--- Dataset records ---

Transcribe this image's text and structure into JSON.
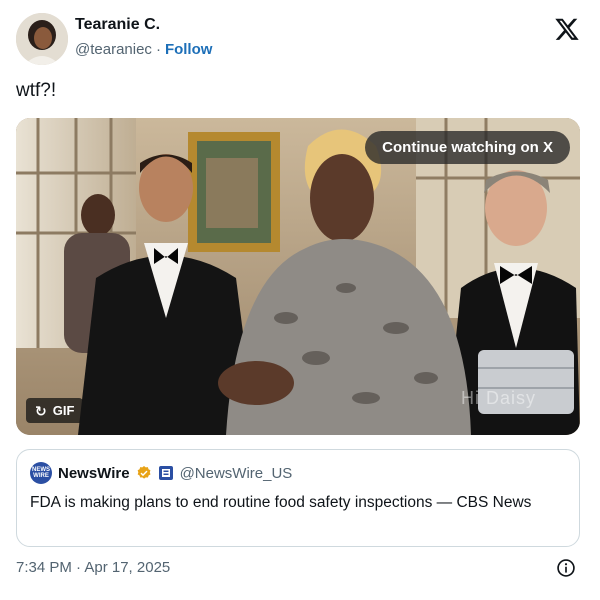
{
  "author": {
    "name": "Tearanie C.",
    "handle": "@tearaniec",
    "separator": "·",
    "follow_label": "Follow"
  },
  "tweet": {
    "text": "wtf?!"
  },
  "media": {
    "continue_label": "Continue watching on X",
    "gif_label": "GIF",
    "watermark": "Hi Daisy"
  },
  "quote": {
    "logo_text": "NEWS WIRE",
    "name": "NewsWire",
    "handle": "@NewsWire_US",
    "text": "FDA is making plans to end routine food safety inspections — CBS News"
  },
  "footer": {
    "timestamp": "7:34 PM · Apr 17, 2025"
  },
  "colors": {
    "link": "#1d6fb8",
    "secondary_text": "#536471",
    "verified": "#e8a317",
    "border": "#cfd9de"
  }
}
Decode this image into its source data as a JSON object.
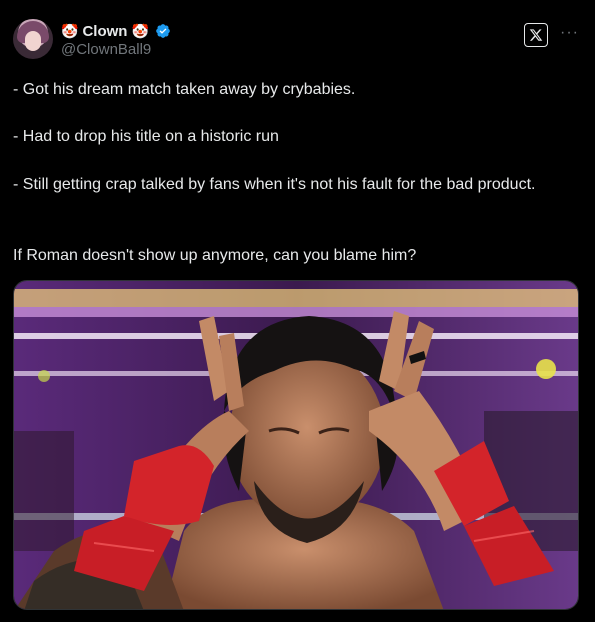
{
  "author": {
    "display_name": "Clown",
    "handle": "@ClownBall9",
    "name_prefix_emoji": "clown-face-icon",
    "name_suffix_emoji": "clown-face-icon",
    "verified": true,
    "verified_color": "#1d9bf0"
  },
  "header_icons": {
    "platform_logo": "x-logo-icon",
    "more": "more-options-icon"
  },
  "tweet": {
    "lines": [
      "- Got his dream match taken away by crybabies.",
      "- Had to drop his title on a historic run",
      "- Still getting crap talked by fans when it's not his fault for the bad product.",
      "If Roman doesn't show up anymore, can you blame him?"
    ]
  },
  "media": {
    "type": "photo",
    "subject": "wrestler-photo"
  },
  "colors": {
    "background": "#000000",
    "text": "#e7e9ea",
    "secondary_text": "#71767b"
  }
}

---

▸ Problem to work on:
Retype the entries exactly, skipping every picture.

▸ Finished task:
Transcribe this image's text and structure into JSON.
{
  "author": {
    "name": "Tearanie C.",
    "handle": "@tearaniec",
    "separator": "·",
    "follow_label": "Follow"
  },
  "tweet": {
    "text": "wtf?!"
  },
  "media": {
    "continue_label": "Continue watching on X",
    "gif_label": "GIF",
    "watermark": "Hi Daisy"
  },
  "quote": {
    "logo_text": "NEWS WIRE",
    "name": "NewsWire",
    "handle": "@NewsWire_US",
    "text": "FDA is making plans to end routine food safety inspections — CBS News"
  },
  "footer": {
    "timestamp": "7:34 PM · Apr 17, 2025"
  },
  "colors": {
    "link": "#1d6fb8",
    "secondary_text": "#536471",
    "verified": "#e8a317",
    "border": "#cfd9de"
  }
}
Decode this image into its source data as a JSON object.
{
  "author": {
    "display_name": "Clown",
    "handle": "@ClownBall9",
    "name_prefix_emoji": "clown-face-icon",
    "name_suffix_emoji": "clown-face-icon",
    "verified": true,
    "verified_color": "#1d9bf0"
  },
  "header_icons": {
    "platform_logo": "x-logo-icon",
    "more": "more-options-icon"
  },
  "tweet": {
    "lines": [
      "- Got his dream match taken away by crybabies.",
      "- Had to drop his title on a historic run",
      "- Still getting crap talked by fans when it's not his fault for the bad product.",
      "If Roman doesn't show up anymore, can you blame him?"
    ]
  },
  "media": {
    "type": "photo",
    "subject": "wrestler-photo"
  },
  "colors": {
    "background": "#000000",
    "text": "#e7e9ea",
    "secondary_text": "#71767b"
  }
}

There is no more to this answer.